- To develop effective communication, interpersonal relationships, problem-solving, decision-making, and critical-thinking skills of pre-hospital care in future leaders of EMS.
- To promote professionalism.
- To promote an appreciation for and participation in lifelong learning activities in education in the State of Minnesota, the United States, and globally.
- To continually assess and improve the scope, depth, and quality of the program offerings.
- To use and promote a research-oriented model for the study and development of the EMS field.
- To offer an academic framework for EMS offerings in order to facilitate and provide transferable college credit which will encourage and enhance academic degree completion by current field clinicians, educators, and managers.
- To adhere to the National Registry of Emergency Medical Technicians and the Emergency Medical Service Regulatory Board (EMSRB) standards and objectives to assure proficient entry-level paramedics through nationally recognized written and practical skill examinations.

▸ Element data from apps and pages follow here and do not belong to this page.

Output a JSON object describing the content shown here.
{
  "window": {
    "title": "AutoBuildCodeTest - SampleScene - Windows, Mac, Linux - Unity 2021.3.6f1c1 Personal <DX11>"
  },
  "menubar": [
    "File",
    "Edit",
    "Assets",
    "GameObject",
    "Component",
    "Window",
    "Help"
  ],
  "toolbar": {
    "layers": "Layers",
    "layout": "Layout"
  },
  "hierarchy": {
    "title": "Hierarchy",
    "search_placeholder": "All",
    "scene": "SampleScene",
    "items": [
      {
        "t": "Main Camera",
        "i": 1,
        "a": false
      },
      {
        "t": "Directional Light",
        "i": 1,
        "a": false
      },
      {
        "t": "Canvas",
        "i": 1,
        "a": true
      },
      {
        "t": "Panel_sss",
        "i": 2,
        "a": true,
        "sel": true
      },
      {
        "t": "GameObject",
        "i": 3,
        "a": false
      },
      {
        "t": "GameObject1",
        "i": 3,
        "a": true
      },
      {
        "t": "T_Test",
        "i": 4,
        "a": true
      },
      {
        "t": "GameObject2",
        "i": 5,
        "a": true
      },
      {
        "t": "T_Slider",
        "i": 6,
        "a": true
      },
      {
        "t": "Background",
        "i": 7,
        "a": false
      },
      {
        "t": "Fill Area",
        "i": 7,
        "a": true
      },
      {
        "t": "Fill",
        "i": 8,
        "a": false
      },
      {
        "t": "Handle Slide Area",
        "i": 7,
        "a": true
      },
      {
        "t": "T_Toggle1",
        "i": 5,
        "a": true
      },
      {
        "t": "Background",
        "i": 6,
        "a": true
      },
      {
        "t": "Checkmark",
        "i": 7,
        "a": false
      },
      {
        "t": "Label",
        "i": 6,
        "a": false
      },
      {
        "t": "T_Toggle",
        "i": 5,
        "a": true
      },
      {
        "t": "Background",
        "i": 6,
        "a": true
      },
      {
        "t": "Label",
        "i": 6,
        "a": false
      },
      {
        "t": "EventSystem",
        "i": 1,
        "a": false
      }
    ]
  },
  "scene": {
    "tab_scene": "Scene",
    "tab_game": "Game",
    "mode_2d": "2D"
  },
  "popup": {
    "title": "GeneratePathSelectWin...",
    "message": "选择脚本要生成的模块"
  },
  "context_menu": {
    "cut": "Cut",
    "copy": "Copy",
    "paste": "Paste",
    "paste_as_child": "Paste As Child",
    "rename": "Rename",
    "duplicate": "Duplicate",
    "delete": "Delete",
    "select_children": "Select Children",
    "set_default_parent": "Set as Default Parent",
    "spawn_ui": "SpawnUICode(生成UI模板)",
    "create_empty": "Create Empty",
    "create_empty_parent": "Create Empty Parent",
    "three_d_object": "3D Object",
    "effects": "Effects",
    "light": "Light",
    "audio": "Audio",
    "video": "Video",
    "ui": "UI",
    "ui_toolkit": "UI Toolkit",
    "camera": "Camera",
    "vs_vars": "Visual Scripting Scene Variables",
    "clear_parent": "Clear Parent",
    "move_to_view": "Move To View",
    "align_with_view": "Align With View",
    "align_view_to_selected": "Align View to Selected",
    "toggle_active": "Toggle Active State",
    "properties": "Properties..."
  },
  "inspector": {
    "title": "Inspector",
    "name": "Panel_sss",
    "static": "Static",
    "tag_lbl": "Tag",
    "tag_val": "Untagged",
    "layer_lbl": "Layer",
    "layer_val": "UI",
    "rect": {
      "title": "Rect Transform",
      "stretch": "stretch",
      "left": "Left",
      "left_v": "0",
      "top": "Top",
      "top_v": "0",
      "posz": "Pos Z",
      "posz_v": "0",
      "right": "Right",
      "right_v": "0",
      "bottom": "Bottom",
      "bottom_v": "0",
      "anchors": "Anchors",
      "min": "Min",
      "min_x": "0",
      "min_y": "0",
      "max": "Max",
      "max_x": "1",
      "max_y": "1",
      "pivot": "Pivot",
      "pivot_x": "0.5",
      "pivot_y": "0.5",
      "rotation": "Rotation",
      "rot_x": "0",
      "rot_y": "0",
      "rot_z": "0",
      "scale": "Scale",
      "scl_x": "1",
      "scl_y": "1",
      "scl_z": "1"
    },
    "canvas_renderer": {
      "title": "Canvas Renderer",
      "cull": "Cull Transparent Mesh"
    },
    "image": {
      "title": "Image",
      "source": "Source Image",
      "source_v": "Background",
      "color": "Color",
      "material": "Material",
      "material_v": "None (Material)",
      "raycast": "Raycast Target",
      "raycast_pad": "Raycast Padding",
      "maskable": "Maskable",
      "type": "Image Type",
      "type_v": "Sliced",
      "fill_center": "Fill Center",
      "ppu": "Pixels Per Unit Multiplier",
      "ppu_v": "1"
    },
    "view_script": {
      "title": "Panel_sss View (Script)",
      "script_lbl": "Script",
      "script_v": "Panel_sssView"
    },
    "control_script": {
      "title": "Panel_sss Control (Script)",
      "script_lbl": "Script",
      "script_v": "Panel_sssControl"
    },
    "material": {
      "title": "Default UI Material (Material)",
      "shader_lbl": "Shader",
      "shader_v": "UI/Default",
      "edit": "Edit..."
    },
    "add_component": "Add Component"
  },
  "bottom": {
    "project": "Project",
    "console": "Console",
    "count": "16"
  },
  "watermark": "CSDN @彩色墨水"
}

“The Mesabi Range College Paramedic Program is accredited by the Commission on Accreditation of Allied Health Education Programs (www.caahep.org) upon the recommendation of the Committee on Accreditation of Educational Programs for the Emergency Medical Services Professions (CoAEMSP).”
Commission on Accreditation of Allied Health Education Programs
1361 Park Street
Clearwater, FL 33756
Why is accreditation important?
In November 2007, the Board of Directors of the National Registry of Emergency Medical Technicians (NREMT) voted to require that paramedic applicants for certification graduate from an “accredited” paramedic program effective January 1, 2013. The NREMT is requiring programmatic accreditation as outlined in the EMS Education Agenda for the Future. Institutional accreditation does not meet the purpose of accreditation outlined in the Agenda. Therefore, the NREMT will be requiring accreditation by the CoAEMSP.